“… and one of these days you will know a world in which I no longer exist.”
“I don’t know that I can imagine that.”
“Possibly not. I have always been part of your world. Before you were born, you could say that I was your world… all your physical experience, at least, came through me…”
“Hmm. Hadn’t thought of it quite that way before…”
“…so a world without me is not within your experience, and might be as hard for you to imagine as a world without you. No point of reference.”
The subject of mortality had been brought to our attention by the passing of a neighbour and friend, a woman whose kindness and wisdom had brought something special to the world. The simple Quaker funeral of a shared silence had been both beautiful and moving, as we each turned our thoughts to how her presence had changed our lives, making the moment one of gratitude and recognition instead of an occasion given solely to grief. Her actions had been the small ones of every day, her life outwardly unremarkable… and yet she had made a huge difference to the lives of her family, friends and neighbours. From her funeral to a deeper conversation was not a big step.
It was an interesting discussion. Because most of us live what we consider to be rather ordinary lives, we do not realise how big an impact we might make. We seldom think about how different things might be for others had we not been around. What might, or might not have happened had we never been.
For a start, how do you imagine not being? You might imagine your own demise… and, in melodramatic moments, there may even be a vague satisfaction or discontent when you consider the aftermath of that event within your intimate circle. A sort of ‘you’ll be sorry when I’m gone’ scenario… even though you will not be there to know about it. You may be able to picture a future from which you are missing… but when you do so, you are looking at it through your own eyes and therefore it is a false image… you will not be there to see it. The ‘you’ you are now will no longer exist.
Even less can we conceive of a world in which we have never been.
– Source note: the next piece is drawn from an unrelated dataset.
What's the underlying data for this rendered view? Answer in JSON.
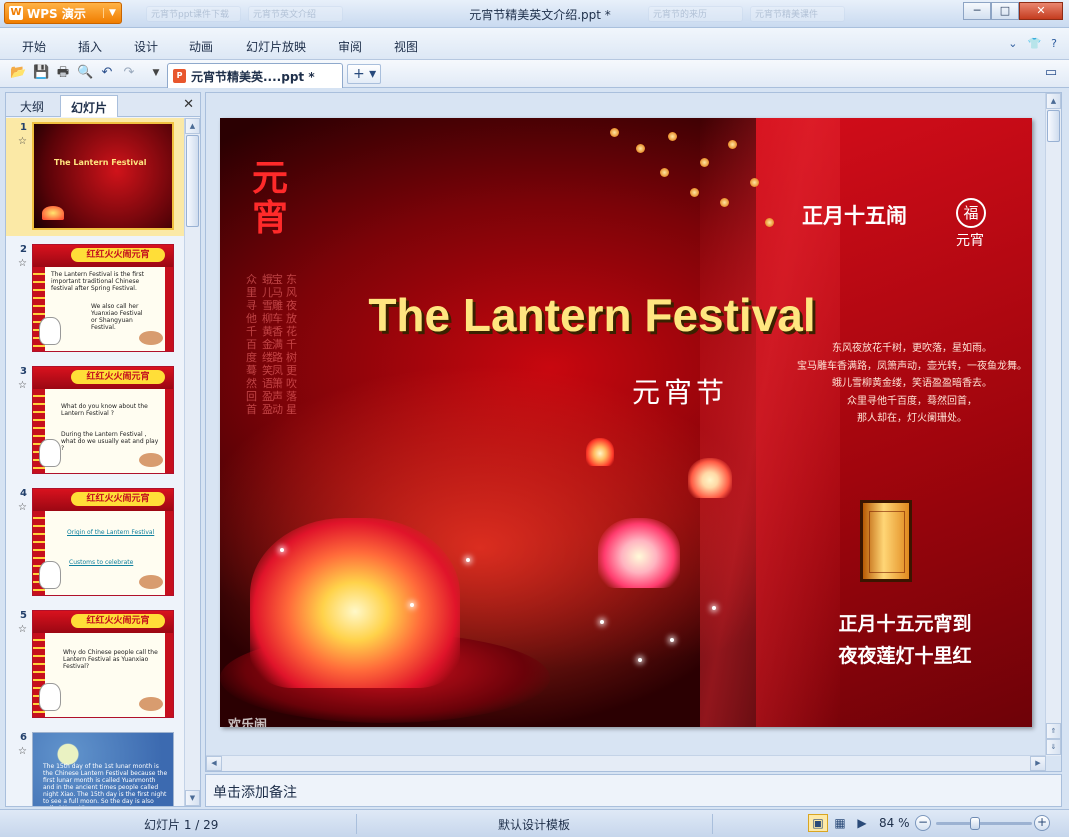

Any attempt to subtract ourselves from the reality we know, will have so many ramifications that such a world truly is impossible to imagine.
Cotinue reading at The Silent Eye